When he finally admitted to the Monaco account, after being questioned about his offshore holdings as part of a wider inquiry into financial irregularities in the Premier League, Redknapp had been “feign[ed] almost complete ignorance of its existence”.

This was despite the fact he had flown to Monaco personally to open the account in 2002, and had named it Rosie 47 after his pet bulldog and the year of his birth.
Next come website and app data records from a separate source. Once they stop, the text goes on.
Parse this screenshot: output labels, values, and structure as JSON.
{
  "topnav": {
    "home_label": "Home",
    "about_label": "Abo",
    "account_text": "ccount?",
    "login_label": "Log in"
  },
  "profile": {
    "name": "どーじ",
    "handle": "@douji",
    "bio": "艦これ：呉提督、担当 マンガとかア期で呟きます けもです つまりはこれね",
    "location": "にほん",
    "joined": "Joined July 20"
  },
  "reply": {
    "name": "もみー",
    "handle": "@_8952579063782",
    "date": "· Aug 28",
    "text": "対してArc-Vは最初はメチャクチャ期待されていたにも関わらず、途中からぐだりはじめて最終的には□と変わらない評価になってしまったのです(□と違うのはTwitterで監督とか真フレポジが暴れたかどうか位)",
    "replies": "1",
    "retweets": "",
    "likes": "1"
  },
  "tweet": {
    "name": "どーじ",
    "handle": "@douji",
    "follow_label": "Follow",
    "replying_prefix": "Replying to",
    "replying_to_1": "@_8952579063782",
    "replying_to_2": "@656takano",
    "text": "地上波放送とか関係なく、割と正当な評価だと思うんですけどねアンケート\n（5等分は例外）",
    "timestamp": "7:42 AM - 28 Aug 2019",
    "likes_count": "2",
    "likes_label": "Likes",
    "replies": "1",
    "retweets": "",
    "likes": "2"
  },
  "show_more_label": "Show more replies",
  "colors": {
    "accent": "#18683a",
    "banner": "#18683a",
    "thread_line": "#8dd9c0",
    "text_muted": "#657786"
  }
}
Black said it was “implausible that the … inquiry merely jogged Mr Redknapp’s memory of the existence of an account.”

On the second day of his opening statement, Black detailed “many and various explanations” which the two men had offered to police, Her Majesty’s Revenue and Customs and a journalist about the payments.

“You will see that the payments have been variously characterised as employment income, as a loan, as a gift and in some instances a combination of all or some of them,” he said.
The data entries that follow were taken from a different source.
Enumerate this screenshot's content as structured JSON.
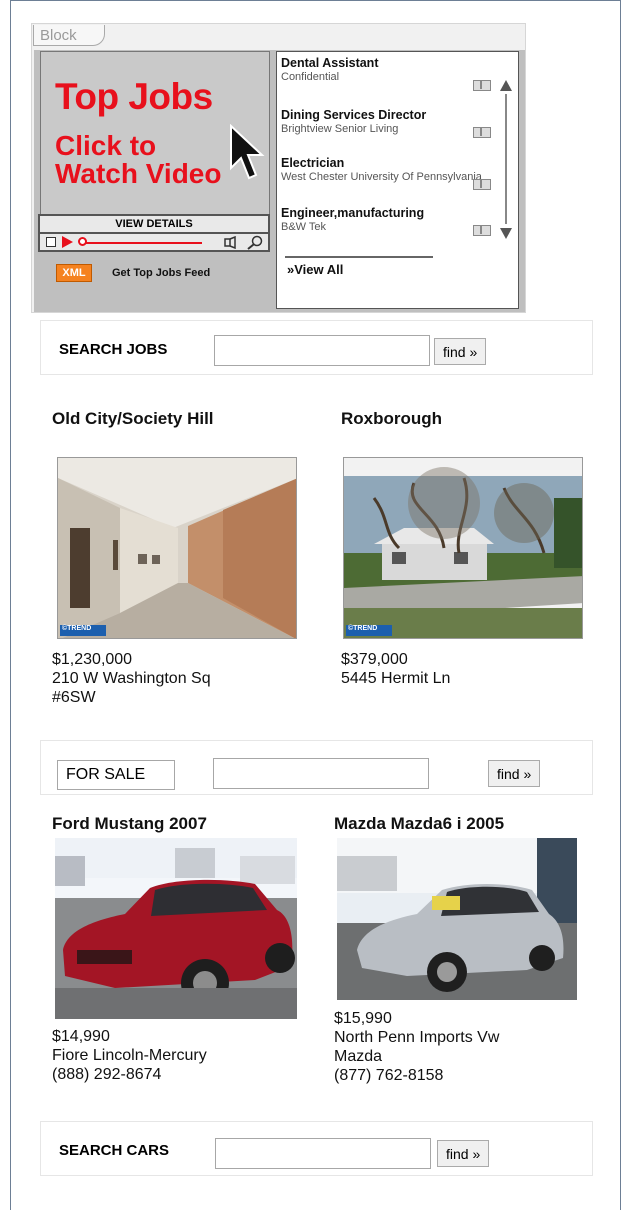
{
  "block_tab": "Block",
  "top_jobs": {
    "video_title": "Top Jobs",
    "video_subtitle_1": "Click to",
    "video_subtitle_2": "Watch Video",
    "view_details": "VIEW DETAILS",
    "xml_badge": "XML",
    "feed_label": "Get Top Jobs Feed",
    "view_all": "»View All",
    "jobs": [
      {
        "title": "Dental Assistant",
        "company": "Confidential"
      },
      {
        "title": "Dining Services Director",
        "company": "Brightview Senior Living"
      },
      {
        "title": "Electrician",
        "company": "West Chester University Of Pennsylvania"
      },
      {
        "title": "Engineer,manufacturing",
        "company": "B&W Tek"
      }
    ]
  },
  "search_jobs": {
    "label": "SEARCH JOBS",
    "value": "",
    "button": "find »"
  },
  "homes": [
    {
      "heading": "Old City/Society Hill",
      "price": "$1,230,000",
      "address_1": "210 W Washington Sq",
      "address_2": "#6SW",
      "watermark": "©TREND"
    },
    {
      "heading": "Roxborough",
      "price": "$379,000",
      "address_1": "5445 Hermit Ln",
      "address_2": "",
      "watermark": "©TREND"
    }
  ],
  "search_homes": {
    "select_value": "FOR SALE",
    "value": "",
    "button": "find »"
  },
  "cars": [
    {
      "heading": "Ford Mustang 2007",
      "price": "$14,990",
      "dealer_1": "Fiore Lincoln-Mercury",
      "dealer_2": "",
      "phone": "(888) 292-8674"
    },
    {
      "heading": "Mazda Mazda6 i 2005",
      "price": "$15,990",
      "dealer_1": "North Penn Imports Vw",
      "dealer_2": "Mazda",
      "phone": "(877) 762-8158"
    }
  ],
  "search_cars": {
    "label": "SEARCH CARS",
    "value": "",
    "button": "find »"
  },
  "colors": {
    "accent_red": "#e8101c",
    "xml_orange": "#f58220",
    "frame_border": "#6d7f95",
    "car_red": "#a31525",
    "car_silver": "#b9bec4"
  }
}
The jury heard details of separate phone interviews both men gave in February 2009 to Rob Beasley, then a reporter at the News of the World, in which Mandaric said the payment had been “a favour to Harry” which was “nothing to do with the football club”, in which he offered to make an investment and allow Redknapp the profits. “I did something for my friend, away from England, away from football, away from Portsmouth,” he had told the reporter.

But Redknapp, contacted days later by the same reporter, insisted the payment had been part of his bonus for selling the player Peter Crouch to Aston Villa, making a £3m profit for the club.
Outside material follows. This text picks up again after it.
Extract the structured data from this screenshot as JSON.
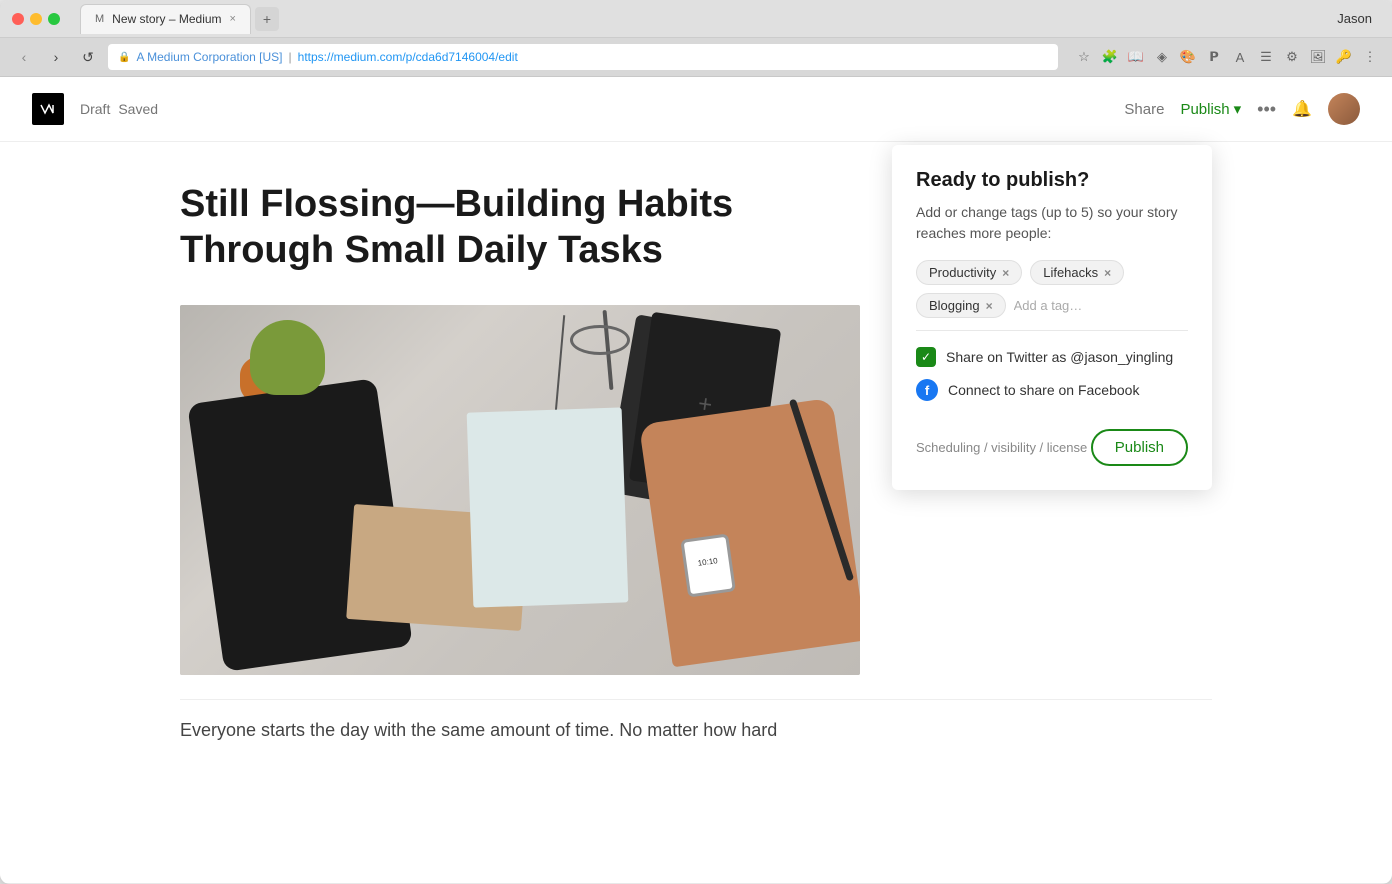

He told the reporter he understood Mandaric had already paid tax on the sum in the US, but to be sure he had informed HMRC when he had transferred the money to his British account in 2008. “The revenue know about it. There’s nothing crooked about it,” he told the reporter.

Told that Mandaric had described the payment as an investment unrelated to football, Redknapp said: “He don’t know what he is fucking talking about. What is he talking about? It is a bonus.”

Interviewed under police caution in June that year, Redknapp had said he and Mandaric had a dispute over the proportion of the net profit he was entitled to from the £5.5m Crouch sale. Told he would get only 5% rather than the 10% he believed was his due, he said Mandaric had told him he would “sort something out” by paying a sum in an offshore account.

Redknapp claimed to police he had asked about the tax position and had been told “Harry, there is no tax. I’ve paid the tax. There is no tax for you.”

He said Mandaric had made an investment drawing funds from Rosie47 which had been a “disaster”, and that subsequently he believed it to be a “dead account” controlled solely by Mandaric.

Questioned in turn, Mandaric told police he had placed the money in an offshore account as a “personal gesture” unrelated to Redknapp’s bonus, as a sum which Redknapp would be able to invest, keeping any profits for himself.

“I believed that only Harry … had authority to operate the account,” he had told police, the court heard. The case continues. © 2012 Guardian News and Media Limited or its affiliated companies. All rights reserved. | Use of this content is subject to our Terms & Conditions | More Feeds